---------- Material provided

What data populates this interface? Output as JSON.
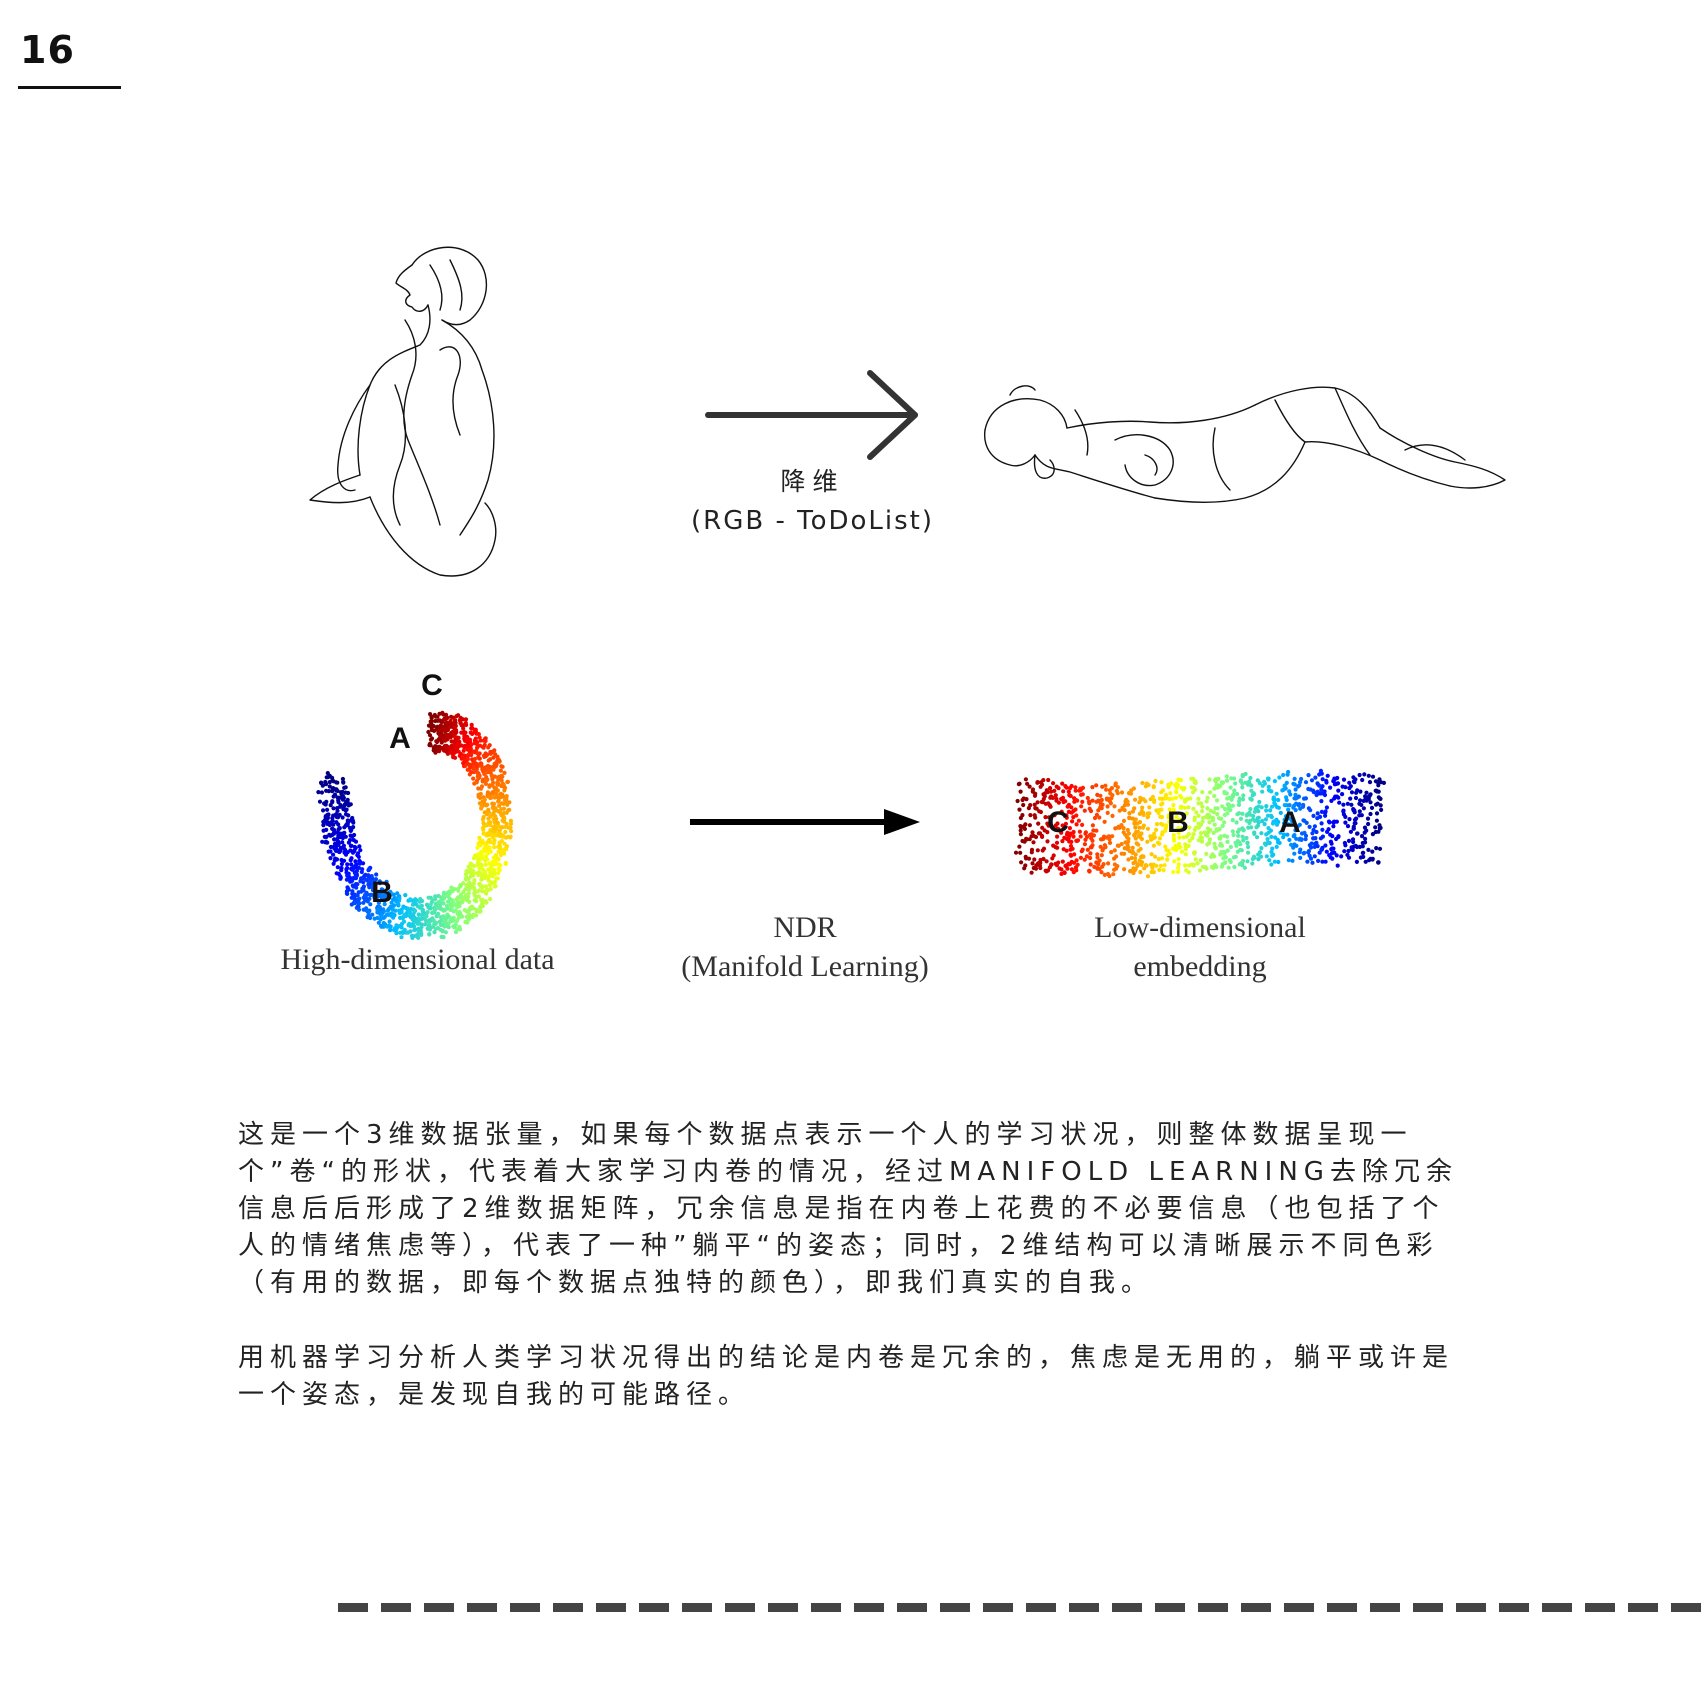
{
  "page_number": "16",
  "top_diagram": {
    "caption_cn": "降维",
    "caption_rgb": "(RGB - ToDoList)",
    "left_icon": "sitting-figure-line-drawing",
    "right_icon": "lying-figure-line-drawing",
    "arrow_icon": "right-arrow-icon"
  },
  "manifold_figure": {
    "left_label": "High-dimensional data",
    "middle_label_line1": "NDR",
    "middle_label_line2": "(Manifold Learning)",
    "right_label_line1": "Low-dimensional",
    "right_label_line2": "embedding",
    "point_labels": {
      "a": "A",
      "b": "B",
      "c": "C"
    },
    "colormap": [
      "#00007f",
      "#0000ff",
      "#00bfff",
      "#7fff7f",
      "#ffff00",
      "#ff7f00",
      "#ff0000",
      "#7f0000"
    ]
  },
  "body": {
    "paragraph_1": "这是一个3维数据张量，如果每个数据点表示一个人的学习状况，则整体数据呈现一个”卷“的形状，代表着大家学习内卷的情况，经过MANIFOLD LEARNING去除冗余信息后后形成了2维数据矩阵，冗余信息是指在内卷上花费的不必要信息（也包括了个人的情绪焦虑等），代表了一种”躺平“的姿态；同时，2维结构可以清晰展示不同色彩（有用的数据，即每个数据点独特的颜色），即我们真实的自我。",
    "paragraph_2": "用机器学习分析人类学习状况得出的结论是内卷是冗余的，焦虑是无用的，躺平或许是一个姿态，是发现自我的可能路径。"
  }
}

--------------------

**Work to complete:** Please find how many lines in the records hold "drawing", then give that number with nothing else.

**Task answer:** 2